Addressing Childhood Obesity
Childhood obesity is a significant health issue that has been linked to numerous health problems later in life, such as diabetes and heart disease. A key challenge is modifying children’s snacking choices, which tend to include high-calorie, low-nutrient options.
Interventions that focus on education around nutrition and the consequences of obesity have shown some effectiveness. For instance, implementing school programs that offer healthy snacks and educate students about the benefits can lead to a positive change in attitude towards food.
A systematic review of such programs might further validate their effectiveness.
- Intervention Strategies:
- Incorporate mandatory nutrition education in schools.
- Provide healthier snack options in school cafeterias and vending machines.
- Engage parents in the education process to encourage healthy eating at home.
Promoting Lifelong Healthy Eating Habits
Developing healthy eating habits during childhood and adolescence is crucial for lifelong health.

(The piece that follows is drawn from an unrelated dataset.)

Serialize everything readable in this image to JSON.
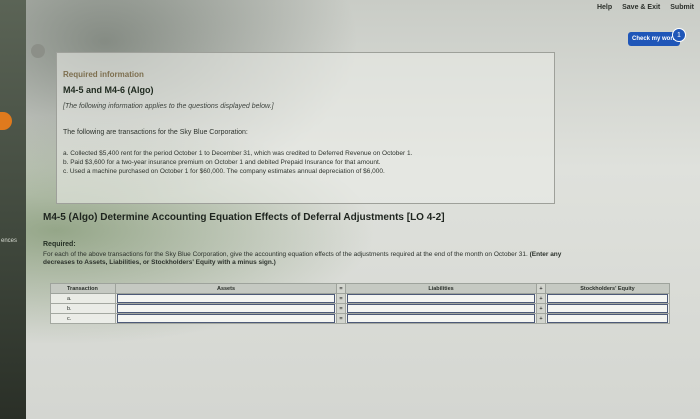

However, cultivating these habits extends beyond mere knowledge of healthy foods; it requires a comprehensive shift in attitude and systematic approach across multiple settings, including at home and school.
Meta-analyses of various interventions promoting healthy eating have revealed the need for consistent messaging across different spheres of a child’s life.
- Practical Solutions:
- Collaboration between educators and families to provide consistent messages about healthy eating.
- Hands-on experiences, such as gardening and cooking, that involve children in the process of making healthy food.
- Regular reinforcement of healthy eating messages through campaigns and continuous education.
Teaching healthy eating in educational settings has been shown to significantly influence children’s dietary behaviors and attitudes towards food.
These interventions often result in improved health outcomes and can contribute to better well-being. It is evident from multiple studies, including those published on National Center for Biotechnology Information, that school-based programs are effective in instilling positive eating habits.
Educators and programs aiming at health education play a crucial role in enhancing students’ knowledge and skills, allowing them to make informed diet choices.
Integrating nutrition education into the curriculum has the additional benefit of promoting healthy skin and overall physical health, boosting self-esteem and confidence in young individuals.
- Improved memory and academic performance have been associated with healthy diets, emphasizing the value of teaching healthy eating.
- Studies like those from the Food and Agriculture Organization point out that good nutrition is fundamental not just for the current but also for the future health and development of children.
Investing in these programs supports the development of lifelong healthy eating habits, highlighting the importance of early and consistent nutrition education.
As students carry these habits into adulthood, the potential for a healthier society increases. Teaching strategies that promote healthy eating, referenced in research on NCBI, indicate most interventions lead to positive dietary changes, underscoring the effectiveness of education in this domain.